In the first guest post on I Am Learner, Jim Wynn proposes an epistemological analogy with the Higgs-Boson particle…..
When you look at a book on Amazon it very helpfully tells you about the other books people have looked at who also bought the book you are looking at. However what this misses is how you got to this book and why you are looking at it. You may be looking at a “teach yourself Italian” book because you want to go on holiday to Italy or because you want to go there to do business and in each case the next book will be different. A guide to Rome for the former and how to bribe politicians for the latter, perhaps.
So one piece of knowledge, multiple uses. There is a clear analogy to the Higgs-Boson particle here, so let’s steal the word.

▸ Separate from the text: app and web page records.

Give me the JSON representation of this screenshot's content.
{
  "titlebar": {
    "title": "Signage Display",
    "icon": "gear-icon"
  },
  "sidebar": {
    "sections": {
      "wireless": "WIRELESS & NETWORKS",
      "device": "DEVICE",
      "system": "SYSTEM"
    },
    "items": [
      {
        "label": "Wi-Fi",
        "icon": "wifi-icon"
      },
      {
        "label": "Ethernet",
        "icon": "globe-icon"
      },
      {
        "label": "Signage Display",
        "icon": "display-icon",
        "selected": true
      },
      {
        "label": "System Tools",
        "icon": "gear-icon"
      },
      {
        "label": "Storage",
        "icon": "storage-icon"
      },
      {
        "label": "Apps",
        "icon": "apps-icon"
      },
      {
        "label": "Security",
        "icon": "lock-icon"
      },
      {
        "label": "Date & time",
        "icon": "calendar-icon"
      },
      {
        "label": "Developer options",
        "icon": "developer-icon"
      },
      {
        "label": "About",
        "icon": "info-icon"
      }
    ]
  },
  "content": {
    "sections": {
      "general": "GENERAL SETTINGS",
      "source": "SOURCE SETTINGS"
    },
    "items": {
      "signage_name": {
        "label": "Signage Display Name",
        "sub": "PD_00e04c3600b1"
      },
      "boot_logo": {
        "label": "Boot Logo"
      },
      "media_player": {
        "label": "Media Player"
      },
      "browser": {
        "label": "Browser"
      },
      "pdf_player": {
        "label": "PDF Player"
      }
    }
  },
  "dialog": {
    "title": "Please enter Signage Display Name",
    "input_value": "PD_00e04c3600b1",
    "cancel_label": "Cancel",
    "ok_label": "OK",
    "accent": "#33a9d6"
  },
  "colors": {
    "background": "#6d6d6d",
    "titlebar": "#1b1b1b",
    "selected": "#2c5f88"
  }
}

Let’s think of learning objectives as knowledge bosons. KBs behave differently in different circumstances and when able to do this they enable multivarious and non-uniformity of usage.
Turning to the brain, we are all different, all unique, because of the way the synapses make contact with each other. They touch each other forming your view of the world and they build your character and develop your unique characteristics. They way they touch affects your journey through all of the knowledge bosons out there. But there is one problem. And it is the Amazon one. If packets of knowledge are only presented to us in one way then we risk only seeing them in that way, in the way the author intended. Like it or not things are presented to us with a hidden purpose, and therefore in learning terms, a hidden pedagogy, and if they are to be different to the tourist or business person then this has somehow to be enabled and rendered explicit.

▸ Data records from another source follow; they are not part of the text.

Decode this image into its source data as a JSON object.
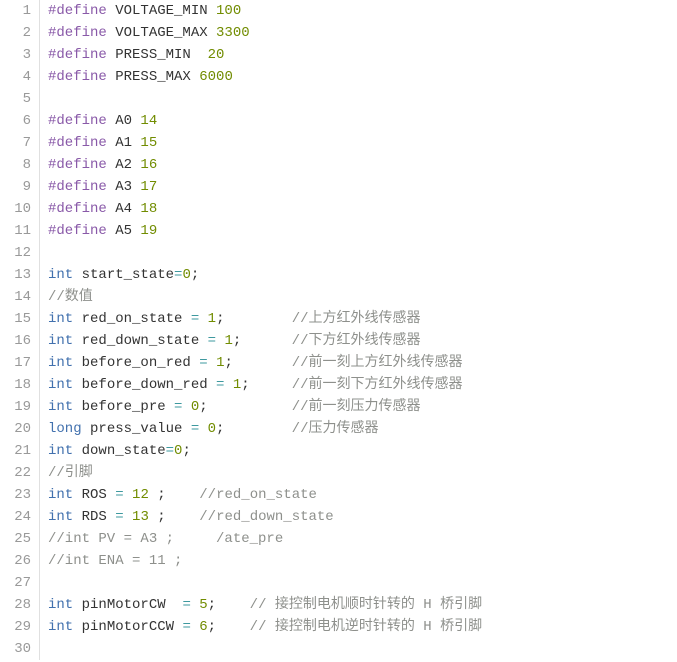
{
  "lines": [
    {
      "num": "1",
      "tokens": [
        {
          "cls": "preprocessor",
          "text": "#define"
        },
        {
          "cls": "text",
          "text": " VOLTAGE_MIN "
        },
        {
          "cls": "number",
          "text": "100"
        }
      ]
    },
    {
      "num": "2",
      "tokens": [
        {
          "cls": "preprocessor",
          "text": "#define"
        },
        {
          "cls": "text",
          "text": " VOLTAGE_MAX "
        },
        {
          "cls": "number",
          "text": "3300"
        }
      ]
    },
    {
      "num": "3",
      "tokens": [
        {
          "cls": "preprocessor",
          "text": "#define"
        },
        {
          "cls": "text",
          "text": " PRESS_MIN  "
        },
        {
          "cls": "number",
          "text": "20"
        }
      ]
    },
    {
      "num": "4",
      "tokens": [
        {
          "cls": "preprocessor",
          "text": "#define"
        },
        {
          "cls": "text",
          "text": " PRESS_MAX "
        },
        {
          "cls": "number",
          "text": "6000"
        }
      ]
    },
    {
      "num": "5",
      "tokens": []
    },
    {
      "num": "6",
      "tokens": [
        {
          "cls": "preprocessor",
          "text": "#define"
        },
        {
          "cls": "text",
          "text": " A0 "
        },
        {
          "cls": "number",
          "text": "14"
        }
      ]
    },
    {
      "num": "7",
      "tokens": [
        {
          "cls": "preprocessor",
          "text": "#define"
        },
        {
          "cls": "text",
          "text": " A1 "
        },
        {
          "cls": "number",
          "text": "15"
        }
      ]
    },
    {
      "num": "8",
      "tokens": [
        {
          "cls": "preprocessor",
          "text": "#define"
        },
        {
          "cls": "text",
          "text": " A2 "
        },
        {
          "cls": "number",
          "text": "16"
        }
      ]
    },
    {
      "num": "9",
      "tokens": [
        {
          "cls": "preprocessor",
          "text": "#define"
        },
        {
          "cls": "text",
          "text": " A3 "
        },
        {
          "cls": "number",
          "text": "17"
        }
      ]
    },
    {
      "num": "10",
      "tokens": [
        {
          "cls": "preprocessor",
          "text": "#define"
        },
        {
          "cls": "text",
          "text": " A4 "
        },
        {
          "cls": "number",
          "text": "18"
        }
      ]
    },
    {
      "num": "11",
      "tokens": [
        {
          "cls": "preprocessor",
          "text": "#define"
        },
        {
          "cls": "text",
          "text": " A5 "
        },
        {
          "cls": "number",
          "text": "19"
        }
      ]
    },
    {
      "num": "12",
      "tokens": []
    },
    {
      "num": "13",
      "tokens": [
        {
          "cls": "type",
          "text": "int"
        },
        {
          "cls": "text",
          "text": " start_state"
        },
        {
          "cls": "operator",
          "text": "="
        },
        {
          "cls": "number",
          "text": "0"
        },
        {
          "cls": "text",
          "text": ";"
        }
      ]
    },
    {
      "num": "14",
      "tokens": [
        {
          "cls": "comment",
          "text": "//数值"
        }
      ]
    },
    {
      "num": "15",
      "tokens": [
        {
          "cls": "type",
          "text": "int"
        },
        {
          "cls": "text",
          "text": " red_on_state "
        },
        {
          "cls": "operator",
          "text": "="
        },
        {
          "cls": "text",
          "text": " "
        },
        {
          "cls": "number",
          "text": "1"
        },
        {
          "cls": "text",
          "text": ";        "
        },
        {
          "cls": "comment",
          "text": "//上方红外线传感器"
        }
      ]
    },
    {
      "num": "16",
      "tokens": [
        {
          "cls": "type",
          "text": "int"
        },
        {
          "cls": "text",
          "text": " red_down_state "
        },
        {
          "cls": "operator",
          "text": "="
        },
        {
          "cls": "text",
          "text": " "
        },
        {
          "cls": "number",
          "text": "1"
        },
        {
          "cls": "text",
          "text": ";      "
        },
        {
          "cls": "comment",
          "text": "//下方红外线传感器"
        }
      ]
    },
    {
      "num": "17",
      "tokens": [
        {
          "cls": "type",
          "text": "int"
        },
        {
          "cls": "text",
          "text": " before_on_red "
        },
        {
          "cls": "operator",
          "text": "="
        },
        {
          "cls": "text",
          "text": " "
        },
        {
          "cls": "number",
          "text": "1"
        },
        {
          "cls": "text",
          "text": ";       "
        },
        {
          "cls": "comment",
          "text": "//前一刻上方红外线传感器"
        }
      ]
    },
    {
      "num": "18",
      "tokens": [
        {
          "cls": "type",
          "text": "int"
        },
        {
          "cls": "text",
          "text": " before_down_red "
        },
        {
          "cls": "operator",
          "text": "="
        },
        {
          "cls": "text",
          "text": " "
        },
        {
          "cls": "number",
          "text": "1"
        },
        {
          "cls": "text",
          "text": ";     "
        },
        {
          "cls": "comment",
          "text": "//前一刻下方红外线传感器"
        }
      ]
    },
    {
      "num": "19",
      "tokens": [
        {
          "cls": "type",
          "text": "int"
        },
        {
          "cls": "text",
          "text": " before_pre "
        },
        {
          "cls": "operator",
          "text": "="
        },
        {
          "cls": "text",
          "text": " "
        },
        {
          "cls": "number",
          "text": "0"
        },
        {
          "cls": "text",
          "text": ";          "
        },
        {
          "cls": "comment",
          "text": "//前一刻压力传感器"
        }
      ]
    },
    {
      "num": "20",
      "tokens": [
        {
          "cls": "type",
          "text": "long"
        },
        {
          "cls": "text",
          "text": " press_value "
        },
        {
          "cls": "operator",
          "text": "="
        },
        {
          "cls": "text",
          "text": " "
        },
        {
          "cls": "number",
          "text": "0"
        },
        {
          "cls": "text",
          "text": ";        "
        },
        {
          "cls": "comment",
          "text": "//压力传感器"
        }
      ]
    },
    {
      "num": "21",
      "tokens": [
        {
          "cls": "type",
          "text": "int"
        },
        {
          "cls": "text",
          "text": " down_state"
        },
        {
          "cls": "operator",
          "text": "="
        },
        {
          "cls": "number",
          "text": "0"
        },
        {
          "cls": "text",
          "text": ";"
        }
      ]
    },
    {
      "num": "22",
      "tokens": [
        {
          "cls": "comment",
          "text": "//引脚"
        }
      ]
    },
    {
      "num": "23",
      "tokens": [
        {
          "cls": "type",
          "text": "int"
        },
        {
          "cls": "text",
          "text": " ROS "
        },
        {
          "cls": "operator",
          "text": "="
        },
        {
          "cls": "text",
          "text": " "
        },
        {
          "cls": "number",
          "text": "12"
        },
        {
          "cls": "text",
          "text": " ;    "
        },
        {
          "cls": "comment",
          "text": "//red_on_state"
        }
      ]
    },
    {
      "num": "24",
      "tokens": [
        {
          "cls": "type",
          "text": "int"
        },
        {
          "cls": "text",
          "text": " RDS "
        },
        {
          "cls": "operator",
          "text": "="
        },
        {
          "cls": "text",
          "text": " "
        },
        {
          "cls": "number",
          "text": "13"
        },
        {
          "cls": "text",
          "text": " ;    "
        },
        {
          "cls": "comment",
          "text": "//red_down_state"
        }
      ]
    },
    {
      "num": "25",
      "tokens": [
        {
          "cls": "comment",
          "text": "//int PV = A3 ;     /ate_pre"
        }
      ]
    },
    {
      "num": "26",
      "tokens": [
        {
          "cls": "comment",
          "text": "//int ENA = 11 ;"
        }
      ]
    },
    {
      "num": "27",
      "tokens": []
    },
    {
      "num": "28",
      "tokens": [
        {
          "cls": "type",
          "text": "int"
        },
        {
          "cls": "text",
          "text": " pinMotorCW  "
        },
        {
          "cls": "operator",
          "text": "="
        },
        {
          "cls": "text",
          "text": " "
        },
        {
          "cls": "number",
          "text": "5"
        },
        {
          "cls": "text",
          "text": ";    "
        },
        {
          "cls": "comment",
          "text": "// 接控制电机顺时针转的 H 桥引脚"
        }
      ]
    },
    {
      "num": "29",
      "tokens": [
        {
          "cls": "type",
          "text": "int"
        },
        {
          "cls": "text",
          "text": " pinMotorCCW "
        },
        {
          "cls": "operator",
          "text": "="
        },
        {
          "cls": "text",
          "text": " "
        },
        {
          "cls": "number",
          "text": "6"
        },
        {
          "cls": "text",
          "text": ";    "
        },
        {
          "cls": "comment",
          "text": "// 接控制电机逆时针转的 H 桥引脚"
        }
      ]
    },
    {
      "num": "30",
      "tokens": []
    }
  ]
}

I’m convinced that as we become more and more responsible for our own learning then synaptic knowledge bosons have to exist and we will need systems as big as the large hadron collider to find them. On the other hand we need to start tagging learning objects in ways that permit them to be found and used in myriad different ways, and learning management systems have to recognize the journeys learners take and be less prescriptive about where they might wish to go next.